Cilappatikaram, one of the Five Great Tamil Epics, revolves around the legend of Pattini Devi whose impact became a righteous faith for the people. The tale of Kannaki in Cilappatikaram had a great influence on the women in Tamil Nadu. As Kannaki effectively argued her point against the Pandya king and burnt the entire Madurai city on a particular Friday in the Tamil month of Ati, both the day and the month have become a fortunate and auspicious day for the women in Tamil Nadu and are celebrated in Mariyamman temples. The epic states that Kannaki wore golden anklets and when she ascended to the level of a goddess with golden anklets, women began adorning silver ornaments instead of gold on their anklets.
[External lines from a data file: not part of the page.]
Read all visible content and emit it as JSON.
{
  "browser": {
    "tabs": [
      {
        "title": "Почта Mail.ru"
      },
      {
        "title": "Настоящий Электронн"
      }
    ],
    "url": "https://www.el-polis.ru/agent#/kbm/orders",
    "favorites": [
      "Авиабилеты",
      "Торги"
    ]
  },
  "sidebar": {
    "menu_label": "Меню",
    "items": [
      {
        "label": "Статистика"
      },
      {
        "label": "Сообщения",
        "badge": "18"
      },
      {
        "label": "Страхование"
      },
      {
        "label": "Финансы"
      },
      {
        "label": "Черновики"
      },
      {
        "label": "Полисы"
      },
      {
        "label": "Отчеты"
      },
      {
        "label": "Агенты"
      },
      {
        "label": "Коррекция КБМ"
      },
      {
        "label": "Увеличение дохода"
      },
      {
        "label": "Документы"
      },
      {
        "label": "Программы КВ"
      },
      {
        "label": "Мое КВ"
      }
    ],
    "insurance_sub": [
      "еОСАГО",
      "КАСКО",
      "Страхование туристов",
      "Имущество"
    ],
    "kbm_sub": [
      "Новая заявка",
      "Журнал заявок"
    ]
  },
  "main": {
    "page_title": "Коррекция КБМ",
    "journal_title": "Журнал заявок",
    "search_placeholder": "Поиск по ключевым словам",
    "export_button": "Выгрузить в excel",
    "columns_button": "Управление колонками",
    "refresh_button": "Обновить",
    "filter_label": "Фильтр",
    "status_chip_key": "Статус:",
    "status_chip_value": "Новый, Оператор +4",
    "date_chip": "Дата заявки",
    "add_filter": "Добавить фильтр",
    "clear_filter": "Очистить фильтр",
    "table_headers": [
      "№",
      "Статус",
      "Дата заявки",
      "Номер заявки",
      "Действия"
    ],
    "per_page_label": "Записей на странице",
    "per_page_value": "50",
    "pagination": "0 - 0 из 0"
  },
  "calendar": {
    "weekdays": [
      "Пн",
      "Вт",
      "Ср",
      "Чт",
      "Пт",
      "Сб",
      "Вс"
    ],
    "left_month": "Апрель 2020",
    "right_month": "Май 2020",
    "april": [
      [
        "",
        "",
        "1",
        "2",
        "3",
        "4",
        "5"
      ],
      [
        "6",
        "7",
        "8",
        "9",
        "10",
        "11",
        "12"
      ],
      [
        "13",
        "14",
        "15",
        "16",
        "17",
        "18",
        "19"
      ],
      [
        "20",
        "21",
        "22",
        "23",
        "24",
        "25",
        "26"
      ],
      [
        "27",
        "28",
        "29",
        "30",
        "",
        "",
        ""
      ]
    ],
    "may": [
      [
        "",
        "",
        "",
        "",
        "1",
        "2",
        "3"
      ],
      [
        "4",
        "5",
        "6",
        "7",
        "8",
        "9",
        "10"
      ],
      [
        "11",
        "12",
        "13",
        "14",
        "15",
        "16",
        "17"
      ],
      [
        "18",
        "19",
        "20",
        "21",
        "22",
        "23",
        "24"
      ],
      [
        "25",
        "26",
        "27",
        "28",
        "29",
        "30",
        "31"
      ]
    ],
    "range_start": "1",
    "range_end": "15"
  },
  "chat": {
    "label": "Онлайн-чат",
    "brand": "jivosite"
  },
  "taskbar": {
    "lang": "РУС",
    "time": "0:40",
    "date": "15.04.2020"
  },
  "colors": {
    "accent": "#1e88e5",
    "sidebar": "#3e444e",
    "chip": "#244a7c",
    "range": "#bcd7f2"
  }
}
In some versions of the story it is assumed that goddess Kalior Durga, was incarnated as Kannaki. After Kannaki set Madurai on fire by treading on fire, this ritual has gained importance in Draupadi temple festivals. Ilango Adigal (Ilanko Atikal) portrayed the ritual of Pattini Worship in his epic Cilappatikaram. Although the role of Kannaki ends in the second canto of the epic, Ilango dedicated the third canto to veneration of Kannaki and induction of Pattini worship in the country. Title of the epic Cilappatikaram is derived from the anklets worn by Kannaki, as the Tamil term for anklet is Cilampu. The ornament is cited only a few times in Cilappatikaram.
The cilampu of Kannaki is shown for the first time in the first chapter of the first canto known as Pukark-kantam. It was on her ankles. It appears gain in the 9th chapter of the same canto. In the 2nd canto or Maduraik-kantam the cilampu appears twice. Firtly it is seen on the last day of Kovalan's life in Madurai and Secondly when Kovalan died, Kannaki took the anklet in her hand and went to the Pandya ruler's court where she broke it and proved her husband's innocence. In the third canto or Vancik-kantam, after Kannaki was sanctified the anklet appears before the Chera king.